SULTAN TRANSLATING: By the Americans.
his is the child that I have left.
What am I to do now?
My wife was killed, my children were killed.
This is the one that's left.
He says, "They bombed our houses.
May their houses be bombed, as well."
SULTAN: I don't agree with him.
I think nobody should have to experience this.
And if you're going to wish for something, you may as well
wish for the best-- for this to be rebuilt and maybe for this to never happen
The consequences of September 11 range much farther than we
could ever expect, both in New York and here in Afghanistan.
My family was here.
ALPERT: About 40 miles from Chowkar is the main
base for the U.S. Military.
SULTAN: We're pulling up to the gate of the base here in
I'm going to find out what happened to my family in Chowkar.
SULTAN: I have a question.
AMERICAN SOLDIER: Okay.
SULTAN: Firstly, I want to say I appreciate the efforts of
yourself and everyone here in ousting the Taliban.
I'd like to know what happened in that village in
Chowkar in the middle of the night. Apparently there was some kind of an attack by the U.S. Nineteen members of my family were killed. They were offered no explanation. It's been about two months, and I'm wondering if you've had
time to investigate that.
AMERICAN SOLDIER: We weren't even on the ground at that juncture.
So, you know, a question of that nature, you'd probably
either have to contact U.S. Central command or D.O.D. as far as to the specifics
of what happened.

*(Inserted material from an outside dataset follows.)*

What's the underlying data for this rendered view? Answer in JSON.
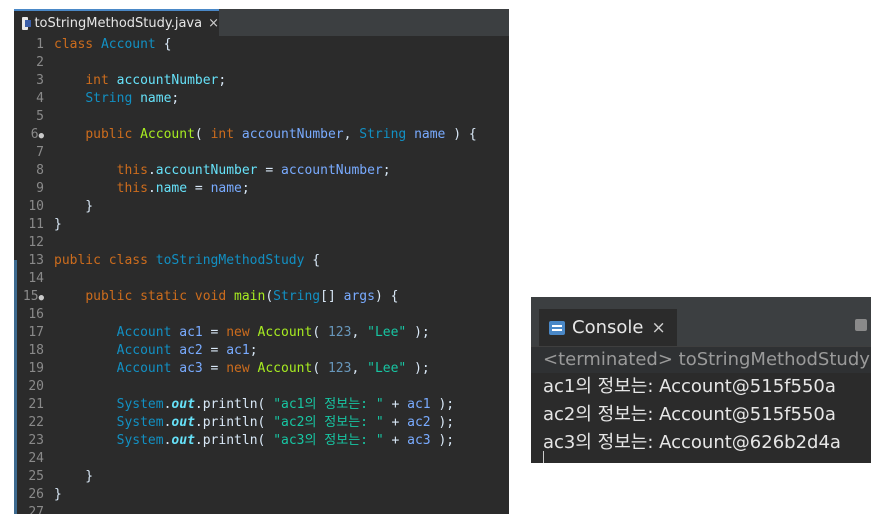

SULTAN: How low can this helicopter be?
How close to the ground can it be when it's shooting?
AMERICAN SOLDIER #1: It can be as low as it needs to be, really.
SULTAN: My family said there was a helicopter hovering
over as it was attacking.
AMERICAN SOLDIER #2: More than likely it might have been one of the
special forces type aircraft we have around here.
SULTAN: It's unbelievable all the wreckage you have around
It's got to be kind of strange working in these conditions.
AMERICAN SOLDIER #3: Especially knowing what happened to the Soviets,
how quick they pulled up to leave all this stuff behind.
Every time I start missing home or something I just think
back about what happened.
I'm from New Jersey.
I've been to the World Trade Center hundreds of times.
Every time I get homesick, I think about that.
SULTAN: I want to say thank you for ousting the Taliban
and for keeping us Americans at home safe, but my family was killed in this,
too, and they were killed by Americans, American soldiers.
AMERICAN SOLDIER #4: It'd be kind of difficult to put it into
perspective, I suppose, but I know what our intent was when we came here, and that was to try to free the Afghani people from the treachery
of the Taliban.
SULTAN: What's the logic for targeting this little village
in the middle of nowhere with no Arabs, you know, no Al Qaeda forces, no Taliban?
AMERICAN SOLDIER: Couldn't tell you, don't know.
Don't have any information on it.
SULTAN: Bye, guys, bye-bye.
After visiting with those guys, the only thing that has been
cleared up for me was the intent wasn't to hurt civilians.
But why they would kill those people? I don't know.
MOYERS: And the truth, as in any war, is difficult
Before airing that report we talked to a representative of the organization Human
Rights Watch. He interviewed three families of survivors of Chowkar and said he
turned up no evidence that Taliban were in or around the village at the time.
But we also called the Pentagon.
The spokesman says nothing has appeared to change the
original explanation, that Chowkar had been "a validated military
target," was a Taliban facility with tents on the outskirts sheltering
Two reports, each different.